Get the picture? Inflation targeting is neoliberalism writ large, no different than "structural adjustment", "debt consolidation", "privatization of public assets" etc. It's another subsidy for speculators while ordinary working people get kicked to the curb. Here's one last blurb from economist James Galbraith who's even more skeptical of inflation targeting than Stiglitz or Baker. This excerpt is from Galbraith's blistering critique of Bernanke's book titled The Inflation Obsession: Flying in the Face of the Facts:
"....Inflation targeting in all cases coincided with high unemployment, and its main effect was to excuse central bankers from addressing this crisis.....("The Inflation Obsession: Flying in the Face of the Facts", James k. Galbraith, Foreign Affairs)
That's it in a nutshell.

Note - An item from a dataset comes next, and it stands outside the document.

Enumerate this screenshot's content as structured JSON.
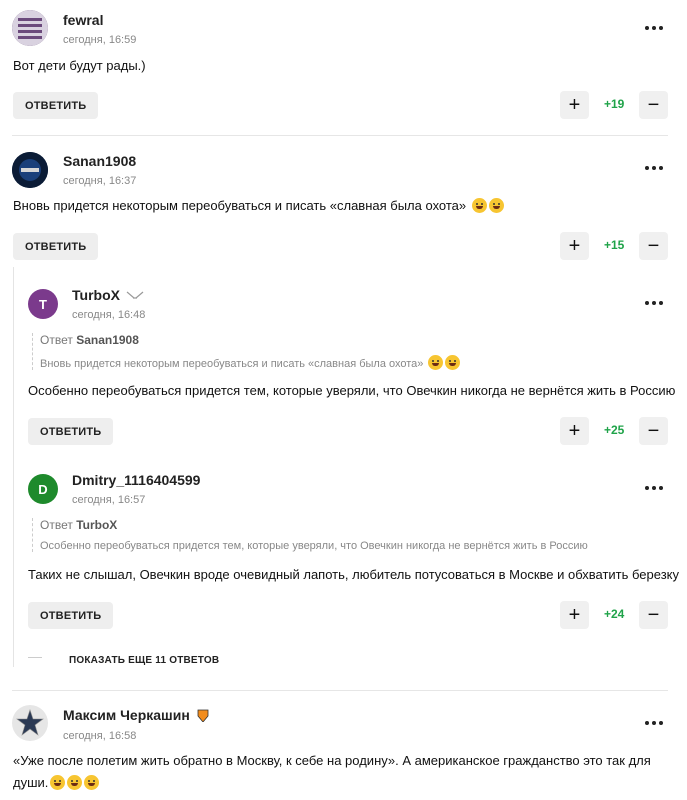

Bernanke wants to absolve himself of any responsibility to enact policies that will create "full employment". He'd rather shrug off the Fed's dual mandate ("price stability and full employment") and focus on inflation alone. That means that soaring unemployment and slow growth will be the norm for years to come. There's a reason why Stiglitz, Baker and Galbraith all oppose inflation targeting. It's bad policy.
Mike Whitney is one of the featured authors in the bestselling new book from Global Research, The Global Economic Crisis: The Great Depression of the XXI Century (Michel Chossudovsky and Andrew Gavin Marshall, Editors): ________________________


paine said...

speaking of george orwell
never trust a guy that considers rabelais morbid

Suzan said...


I guess if you've never read any of Orwell's works you might be solely mesmerized by his opinion of the writer of "Gargantua et Pantagruel."

Otherwise, you might like to review when Orwell was writing (and about what).

Not a happy time (and you probably know that), but I'm sure you have a point.

Thanks for commenting, Paine.

I just looked you up and see you are trying to make a name for yourself.

Good luck!